Like most film festivals, CAAMFest comes but once a year — and in 2018 I somehow managed to miss it altogether. With this year’s Festival kicking off on Thursday, May 9 for an 11-day run, it’s time to put that oversight behind me.
Screening at AMC’s Kabuki 8 in San Francisco at 9:45 p.m. on Friday, May 10 (and again at 12 p.m. on Saturday, May 11), Last Sunrise is a low-budget gem from Chinese newcomer Wen Ren. It’s also something rather rare: a science-fiction film that actually incorporates science into its plot. While I’m not qualified to comment on the veracity of that science, it’s a great relief to encounter futuristic fiction that eschews giant monsters, strange visitors from other worlds, and scantily clad women.
Set sometime in the near future, Last Sunrise posits a world entirely reliant on solar energy. Unfortunately, the source of that energy has become somewhat unreliable, and amateur astronomer Sun Yang (Jue Zhang) has a theory: the sun is acting in similar fashion to a distant star that recently disappeared from view.
Yang’s theory suggests that the sun’s luminosity will abruptly end, leaving Earth plunged in eternal darkness, its oxygen supply slowly depleting and its temperature eventually declining to minus 100 degrees Fahrenheit. Without any source of electricity, life is destined to rapidly become unsupportable.
After a meet-cute with neighbor Chen Mu (Yue Zhang), the pair flee the city in an attempt to survive – but to what purpose? Director Wen isn’t shy about asking the big existential questions; his film plays out as a slow-motion tragedy about two lonely, unhappy souls brought together while they patiently wait for the world to end.
Stunningly shot by Matthias Delvaux, Last Sunrise belies its $250,000 budget, two-week shooting schedule, and sub-zero shooting conditions. Indeed, it’s an outstanding film by any standard, and well worth a trip across the Bridge this weekend.
After the fall of Saigon in 1975, thousands of Vietnamese refugees were relocated throughout the United States. Many settled in the Gulf Coast region, where their fishing experience allowed them to immediately take up shrimping.
Seadrift (screening at the Kabuki at 5:10 p.m. on May 10 and again at 12:30 p.m. on Sunday, May 12) takes a look at the titular Texas fishing community, a small town upended by the arrival of a few dozen refugees. The newcomers worked harder than the native Texans, and their ethnic and cultural differences – as well as the fatal shooting of a Seadrift resident – eventually attracted the attention of the KKK.

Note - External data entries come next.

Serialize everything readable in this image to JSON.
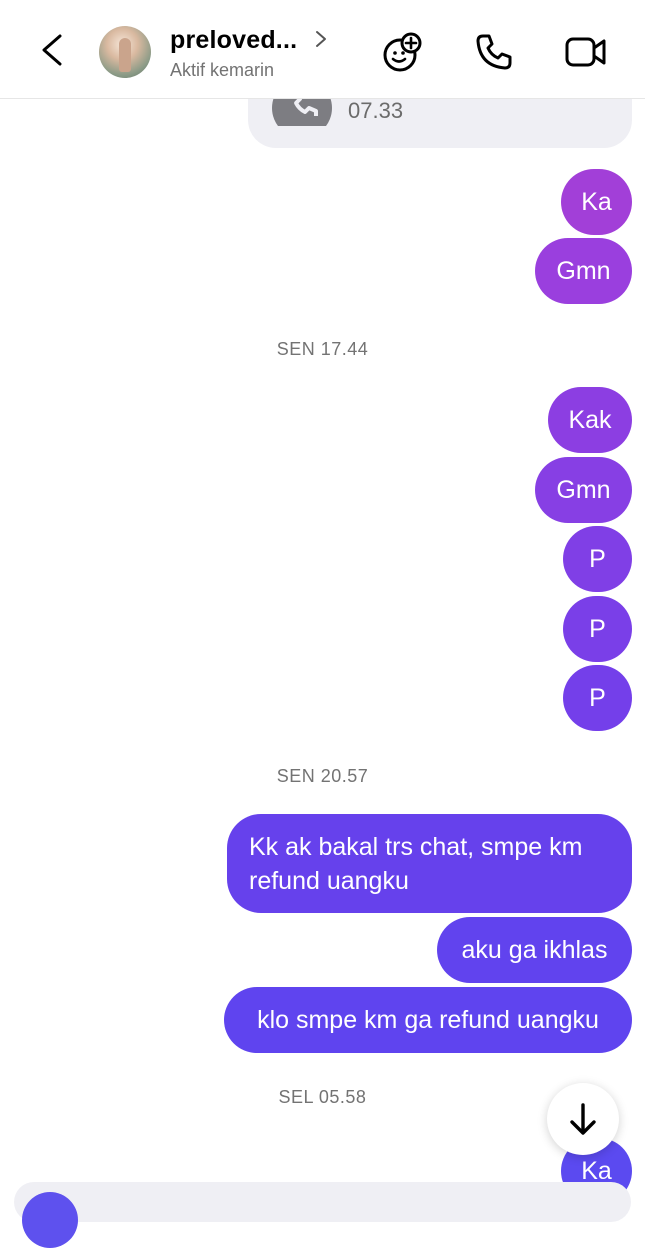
{
  "header": {
    "contact_name": "preloved...",
    "status": "Aktif kemarin"
  },
  "call": {
    "time": "07.33"
  },
  "messages": [
    {
      "text": "Ka",
      "color": "#a23fd8"
    },
    {
      "text": "Gmn",
      "color": "#9a3fde"
    },
    {
      "text": "Kak",
      "color": "#8c3ee2"
    },
    {
      "text": "Gmn",
      "color": "#873fe4"
    },
    {
      "text": "P",
      "color": "#803fe6"
    },
    {
      "text": "P",
      "color": "#7a3fe8"
    },
    {
      "text": "P",
      "color": "#743fea"
    },
    {
      "text": "Kk ak bakal trs chat, smpe km refund uangku",
      "color": "#6641ec"
    },
    {
      "text": "aku ga ikhlas",
      "color": "#6143ee"
    },
    {
      "text": "klo smpe km ga refund uangku",
      "color": "#5f44ef"
    },
    {
      "text": "Ka",
      "color": "#5b4af0"
    }
  ],
  "timestamps": [
    "SEN 17.44",
    "SEN 20.57",
    "SEL 05.58"
  ],
  "icons": {
    "back": "chevron-left-icon",
    "sticker": "sticker-add-icon",
    "call": "phone-icon",
    "video": "video-camera-icon",
    "scroll": "arrow-down-icon"
  }
}
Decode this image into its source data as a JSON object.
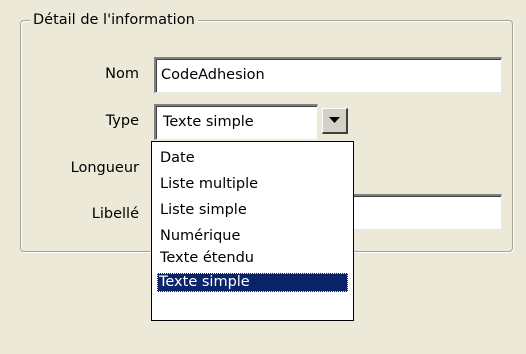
{
  "group": {
    "title": "Détail de l'information"
  },
  "form": {
    "nom_label": "Nom",
    "nom_value": "CodeAdhesion",
    "type_label": "Type",
    "type_value": "Texte simple",
    "longueur_label": "Longueur",
    "libelle_label": "Libellé",
    "libelle_value": ""
  },
  "type_options": [
    {
      "label": "Date"
    },
    {
      "label": "Liste multiple"
    },
    {
      "label": "Liste simple"
    },
    {
      "label": "Numérique"
    },
    {
      "label": "Texte étendu"
    },
    {
      "label": "Texte simple",
      "selected": true
    }
  ],
  "icons": {
    "dropdown": "chevron-down-icon"
  },
  "colors": {
    "selection": "#0a246a",
    "background": "#ece9d8"
  }
}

Despite the inclusion of newsreel footage of ‘liberal’ California Governor Jerry Brown decrying the “opening of the floodgates” while decent Americans are being “taxed to the hilt”, director Tim Tsai’s documentary ultimately provides a nuanced take on events. Seadrift’s interview subjects are allowed to speak their minds, Tsai rarely editorializes, and the film ultimately (and surprisingly) becomes a tale of redemption and healing.
Ying (Shadow) isn’t playing as part of CAAMFest, but its release is a welcome and timely coincidence. Opening on Friday, May 10 at Landmark’s California Theater, this latest feature from Chinese auteur Zhang Yimou is a riveting tale of Three Kingdoms-era court intrigue that I can’t recommend highly enough.
Abrim with astonishing painterly vistas, bloody action, and some very unusual umbrellas, Shadow is also noteworthy for cinematographer Xiaoding Zhao’s utilization of a gorgeous color palette of muted grays and whites. Just because this film is at the end of this week’s column, don’t sleep on it: if there were any justice in the world, Shadow would become as big a hit today as Crouching Tiger, Hidden Dragon was in its time.